▸ ASSIGNMENT
Every line in the records below with the string "Microsoft" needs to be copied out.

*** Opening GIVEN RECORDS ***

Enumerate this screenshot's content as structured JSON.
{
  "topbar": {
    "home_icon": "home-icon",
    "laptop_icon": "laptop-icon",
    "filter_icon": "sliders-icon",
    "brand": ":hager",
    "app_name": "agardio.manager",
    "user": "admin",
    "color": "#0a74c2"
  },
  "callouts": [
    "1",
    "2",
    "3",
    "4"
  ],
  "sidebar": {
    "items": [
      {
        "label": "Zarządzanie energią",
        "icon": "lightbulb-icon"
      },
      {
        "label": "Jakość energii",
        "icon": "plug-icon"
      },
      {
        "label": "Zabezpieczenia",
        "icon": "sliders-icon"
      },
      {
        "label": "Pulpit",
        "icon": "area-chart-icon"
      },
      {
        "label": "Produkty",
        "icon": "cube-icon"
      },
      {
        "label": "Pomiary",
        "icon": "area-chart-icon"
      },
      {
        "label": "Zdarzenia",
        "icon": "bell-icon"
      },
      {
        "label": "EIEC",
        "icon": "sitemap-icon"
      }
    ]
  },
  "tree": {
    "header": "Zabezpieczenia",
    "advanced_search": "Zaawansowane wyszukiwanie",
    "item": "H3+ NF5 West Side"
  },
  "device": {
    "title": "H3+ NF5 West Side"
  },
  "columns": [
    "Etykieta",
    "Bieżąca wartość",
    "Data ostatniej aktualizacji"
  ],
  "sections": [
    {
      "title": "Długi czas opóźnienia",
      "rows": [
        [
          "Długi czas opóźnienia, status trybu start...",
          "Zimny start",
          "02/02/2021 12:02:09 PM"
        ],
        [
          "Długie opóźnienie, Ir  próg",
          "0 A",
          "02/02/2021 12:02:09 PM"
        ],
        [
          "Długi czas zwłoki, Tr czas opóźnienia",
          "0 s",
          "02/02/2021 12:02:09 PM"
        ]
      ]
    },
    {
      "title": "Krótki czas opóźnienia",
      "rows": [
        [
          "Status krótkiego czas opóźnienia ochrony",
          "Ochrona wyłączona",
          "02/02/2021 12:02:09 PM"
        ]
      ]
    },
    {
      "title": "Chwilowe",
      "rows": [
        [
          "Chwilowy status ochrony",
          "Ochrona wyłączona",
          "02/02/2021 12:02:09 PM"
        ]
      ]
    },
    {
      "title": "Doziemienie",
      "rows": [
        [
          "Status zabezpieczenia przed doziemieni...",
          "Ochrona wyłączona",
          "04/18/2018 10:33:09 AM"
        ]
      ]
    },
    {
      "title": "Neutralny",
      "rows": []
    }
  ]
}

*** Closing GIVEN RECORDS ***
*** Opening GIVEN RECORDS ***

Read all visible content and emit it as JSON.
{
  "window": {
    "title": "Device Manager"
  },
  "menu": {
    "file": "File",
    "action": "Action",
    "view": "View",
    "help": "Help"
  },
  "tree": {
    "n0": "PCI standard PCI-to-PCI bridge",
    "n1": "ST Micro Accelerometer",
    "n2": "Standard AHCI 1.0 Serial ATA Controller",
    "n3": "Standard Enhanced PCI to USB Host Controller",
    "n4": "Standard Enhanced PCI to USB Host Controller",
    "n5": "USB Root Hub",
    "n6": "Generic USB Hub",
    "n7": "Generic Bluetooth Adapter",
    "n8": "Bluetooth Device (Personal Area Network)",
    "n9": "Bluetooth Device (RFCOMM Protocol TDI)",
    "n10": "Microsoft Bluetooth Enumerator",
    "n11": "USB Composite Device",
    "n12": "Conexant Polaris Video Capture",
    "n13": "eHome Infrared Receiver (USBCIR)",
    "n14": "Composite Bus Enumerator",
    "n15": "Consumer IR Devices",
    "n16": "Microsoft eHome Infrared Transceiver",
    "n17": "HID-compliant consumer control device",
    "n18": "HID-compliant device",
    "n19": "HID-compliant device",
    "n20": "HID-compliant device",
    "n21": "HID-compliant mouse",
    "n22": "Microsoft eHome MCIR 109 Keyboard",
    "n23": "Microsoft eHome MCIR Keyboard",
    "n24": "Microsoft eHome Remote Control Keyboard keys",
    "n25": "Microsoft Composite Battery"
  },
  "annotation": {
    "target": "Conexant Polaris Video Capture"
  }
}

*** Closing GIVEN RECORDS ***
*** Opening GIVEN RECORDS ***

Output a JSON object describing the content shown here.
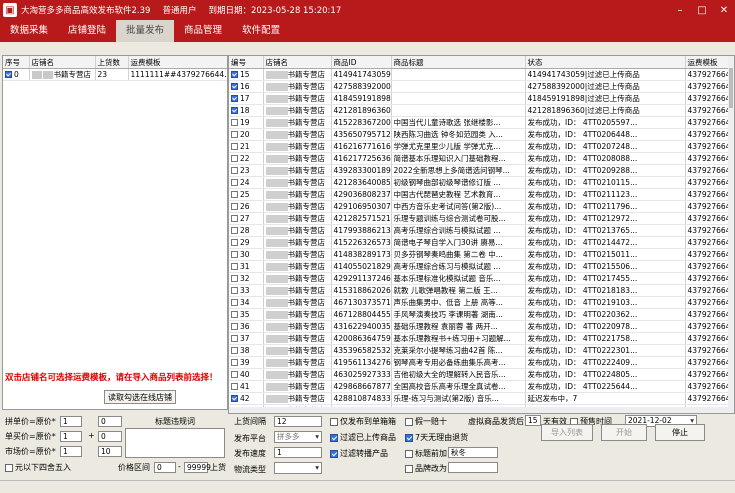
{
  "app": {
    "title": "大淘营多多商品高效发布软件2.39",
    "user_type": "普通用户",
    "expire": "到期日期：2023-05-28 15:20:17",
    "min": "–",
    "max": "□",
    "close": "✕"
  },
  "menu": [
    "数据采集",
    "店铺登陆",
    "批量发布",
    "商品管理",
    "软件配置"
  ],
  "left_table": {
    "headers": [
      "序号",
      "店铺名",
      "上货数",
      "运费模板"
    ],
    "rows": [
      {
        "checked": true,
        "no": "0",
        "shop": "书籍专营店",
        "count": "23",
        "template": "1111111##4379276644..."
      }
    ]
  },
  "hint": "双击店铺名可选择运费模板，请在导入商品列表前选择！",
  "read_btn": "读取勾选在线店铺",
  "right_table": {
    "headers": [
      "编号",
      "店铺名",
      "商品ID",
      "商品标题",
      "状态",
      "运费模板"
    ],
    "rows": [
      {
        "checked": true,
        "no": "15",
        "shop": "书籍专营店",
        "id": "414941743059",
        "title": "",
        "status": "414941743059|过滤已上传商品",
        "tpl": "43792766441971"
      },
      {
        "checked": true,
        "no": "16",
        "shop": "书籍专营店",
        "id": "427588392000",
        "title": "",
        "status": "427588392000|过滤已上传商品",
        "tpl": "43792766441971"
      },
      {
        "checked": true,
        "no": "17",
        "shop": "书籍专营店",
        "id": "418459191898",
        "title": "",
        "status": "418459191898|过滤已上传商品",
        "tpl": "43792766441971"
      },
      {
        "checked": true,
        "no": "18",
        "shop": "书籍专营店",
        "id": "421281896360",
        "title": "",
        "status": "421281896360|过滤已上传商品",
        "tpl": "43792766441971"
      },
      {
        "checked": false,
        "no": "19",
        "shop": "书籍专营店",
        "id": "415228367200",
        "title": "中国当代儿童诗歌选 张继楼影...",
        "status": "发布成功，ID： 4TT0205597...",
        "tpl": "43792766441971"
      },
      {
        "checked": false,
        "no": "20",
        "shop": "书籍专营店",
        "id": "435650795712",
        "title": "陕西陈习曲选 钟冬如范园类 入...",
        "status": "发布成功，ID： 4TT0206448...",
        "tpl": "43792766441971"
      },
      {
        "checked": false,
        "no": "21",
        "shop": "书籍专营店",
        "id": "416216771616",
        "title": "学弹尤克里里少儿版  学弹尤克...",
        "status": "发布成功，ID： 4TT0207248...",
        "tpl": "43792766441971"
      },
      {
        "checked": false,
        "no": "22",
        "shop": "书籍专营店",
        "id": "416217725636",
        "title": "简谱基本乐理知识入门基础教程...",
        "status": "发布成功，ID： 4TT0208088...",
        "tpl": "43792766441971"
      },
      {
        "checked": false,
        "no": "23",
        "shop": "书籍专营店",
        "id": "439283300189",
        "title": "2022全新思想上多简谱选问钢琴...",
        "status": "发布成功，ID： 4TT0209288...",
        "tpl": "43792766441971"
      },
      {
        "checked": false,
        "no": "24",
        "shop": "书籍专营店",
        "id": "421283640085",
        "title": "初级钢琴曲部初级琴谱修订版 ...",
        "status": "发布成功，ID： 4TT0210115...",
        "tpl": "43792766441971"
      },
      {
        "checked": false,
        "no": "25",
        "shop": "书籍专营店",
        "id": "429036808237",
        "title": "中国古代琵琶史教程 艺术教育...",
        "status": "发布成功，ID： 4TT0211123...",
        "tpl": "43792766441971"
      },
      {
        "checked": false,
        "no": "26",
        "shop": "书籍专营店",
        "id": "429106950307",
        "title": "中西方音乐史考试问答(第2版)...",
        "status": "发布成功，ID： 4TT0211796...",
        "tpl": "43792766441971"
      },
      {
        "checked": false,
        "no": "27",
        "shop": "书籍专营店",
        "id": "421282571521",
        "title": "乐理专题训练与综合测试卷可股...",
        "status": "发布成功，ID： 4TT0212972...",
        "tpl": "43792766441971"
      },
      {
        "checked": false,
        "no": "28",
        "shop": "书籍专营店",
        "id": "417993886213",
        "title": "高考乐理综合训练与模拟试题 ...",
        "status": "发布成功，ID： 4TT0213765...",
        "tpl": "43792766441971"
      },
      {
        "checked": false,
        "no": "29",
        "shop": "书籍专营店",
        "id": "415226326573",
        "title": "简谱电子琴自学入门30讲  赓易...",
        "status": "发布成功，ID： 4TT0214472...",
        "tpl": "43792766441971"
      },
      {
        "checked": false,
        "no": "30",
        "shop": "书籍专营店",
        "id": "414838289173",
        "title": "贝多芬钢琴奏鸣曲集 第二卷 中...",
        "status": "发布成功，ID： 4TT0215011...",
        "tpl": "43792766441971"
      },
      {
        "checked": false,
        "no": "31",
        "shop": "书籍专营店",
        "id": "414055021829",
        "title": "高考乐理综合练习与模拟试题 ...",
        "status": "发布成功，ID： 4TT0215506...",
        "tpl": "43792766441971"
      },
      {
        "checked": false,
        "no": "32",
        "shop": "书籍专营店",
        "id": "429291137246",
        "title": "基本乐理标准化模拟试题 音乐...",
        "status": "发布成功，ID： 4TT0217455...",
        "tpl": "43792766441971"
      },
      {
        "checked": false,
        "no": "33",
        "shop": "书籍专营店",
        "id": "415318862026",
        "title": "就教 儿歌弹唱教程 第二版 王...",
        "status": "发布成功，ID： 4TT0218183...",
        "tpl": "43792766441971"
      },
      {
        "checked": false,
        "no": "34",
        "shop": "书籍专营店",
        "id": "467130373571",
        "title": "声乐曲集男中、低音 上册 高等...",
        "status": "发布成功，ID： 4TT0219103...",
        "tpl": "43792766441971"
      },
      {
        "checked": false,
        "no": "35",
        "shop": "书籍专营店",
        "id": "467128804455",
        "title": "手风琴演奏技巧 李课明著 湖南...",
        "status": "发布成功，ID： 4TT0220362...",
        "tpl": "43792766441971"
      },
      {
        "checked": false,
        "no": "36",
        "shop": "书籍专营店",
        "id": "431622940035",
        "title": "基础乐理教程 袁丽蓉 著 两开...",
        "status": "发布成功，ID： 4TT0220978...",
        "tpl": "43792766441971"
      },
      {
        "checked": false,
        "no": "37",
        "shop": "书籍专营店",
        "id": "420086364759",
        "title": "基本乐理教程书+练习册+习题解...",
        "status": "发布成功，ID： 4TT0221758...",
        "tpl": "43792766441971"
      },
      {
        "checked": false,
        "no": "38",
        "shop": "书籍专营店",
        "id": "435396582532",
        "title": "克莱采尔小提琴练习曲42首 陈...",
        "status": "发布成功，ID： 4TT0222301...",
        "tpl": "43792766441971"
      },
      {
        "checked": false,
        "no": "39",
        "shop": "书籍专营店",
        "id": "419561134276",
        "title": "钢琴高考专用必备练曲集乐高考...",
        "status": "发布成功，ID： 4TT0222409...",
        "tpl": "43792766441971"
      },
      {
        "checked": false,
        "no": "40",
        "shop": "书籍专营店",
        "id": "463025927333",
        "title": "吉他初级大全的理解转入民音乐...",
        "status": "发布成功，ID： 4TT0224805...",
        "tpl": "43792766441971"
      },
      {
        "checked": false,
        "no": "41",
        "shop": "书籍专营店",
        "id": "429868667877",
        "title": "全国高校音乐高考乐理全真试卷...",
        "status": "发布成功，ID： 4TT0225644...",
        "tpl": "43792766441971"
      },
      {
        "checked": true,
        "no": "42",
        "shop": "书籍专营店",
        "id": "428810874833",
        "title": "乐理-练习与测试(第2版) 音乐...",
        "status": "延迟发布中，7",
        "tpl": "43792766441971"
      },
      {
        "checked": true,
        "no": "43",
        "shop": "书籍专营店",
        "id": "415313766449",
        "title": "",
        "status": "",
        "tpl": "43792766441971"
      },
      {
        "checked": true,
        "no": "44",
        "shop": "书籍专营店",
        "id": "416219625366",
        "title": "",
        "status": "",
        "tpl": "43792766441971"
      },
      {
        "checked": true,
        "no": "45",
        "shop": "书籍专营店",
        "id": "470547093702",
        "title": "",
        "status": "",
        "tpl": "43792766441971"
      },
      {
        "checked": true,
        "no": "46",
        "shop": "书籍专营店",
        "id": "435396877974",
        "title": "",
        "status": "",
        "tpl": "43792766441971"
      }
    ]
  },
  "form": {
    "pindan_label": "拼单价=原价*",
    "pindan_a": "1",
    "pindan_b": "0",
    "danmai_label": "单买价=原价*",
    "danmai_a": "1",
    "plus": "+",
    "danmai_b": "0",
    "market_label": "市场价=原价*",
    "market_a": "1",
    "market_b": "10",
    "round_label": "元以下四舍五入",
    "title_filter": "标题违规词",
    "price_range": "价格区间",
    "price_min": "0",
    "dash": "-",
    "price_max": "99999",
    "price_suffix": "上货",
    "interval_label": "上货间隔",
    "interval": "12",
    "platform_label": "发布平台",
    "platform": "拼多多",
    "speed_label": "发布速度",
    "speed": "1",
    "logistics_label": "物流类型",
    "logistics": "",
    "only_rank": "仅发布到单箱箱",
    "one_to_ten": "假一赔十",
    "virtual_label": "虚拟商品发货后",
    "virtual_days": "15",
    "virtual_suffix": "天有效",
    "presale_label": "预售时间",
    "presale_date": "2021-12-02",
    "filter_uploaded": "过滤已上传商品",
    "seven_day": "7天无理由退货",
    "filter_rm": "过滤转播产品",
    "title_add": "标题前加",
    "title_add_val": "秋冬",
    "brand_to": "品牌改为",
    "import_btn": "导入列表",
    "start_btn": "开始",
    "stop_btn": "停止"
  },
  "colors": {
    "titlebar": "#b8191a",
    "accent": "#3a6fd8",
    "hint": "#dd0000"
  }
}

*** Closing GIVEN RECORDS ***

▸ TASK ANSWER
    "n10": "Microsoft Bluetooth Enumerator",
    "n16": "Microsoft eHome Infrared Transceiver",
    "n22": "Microsoft eHome MCIR 109 Keyboard",
    "n23": "Microsoft eHome MCIR Keyboard",
    "n24": "Microsoft eHome Remote Control Keyboard keys",
    "n25": "Microsoft Composite Battery"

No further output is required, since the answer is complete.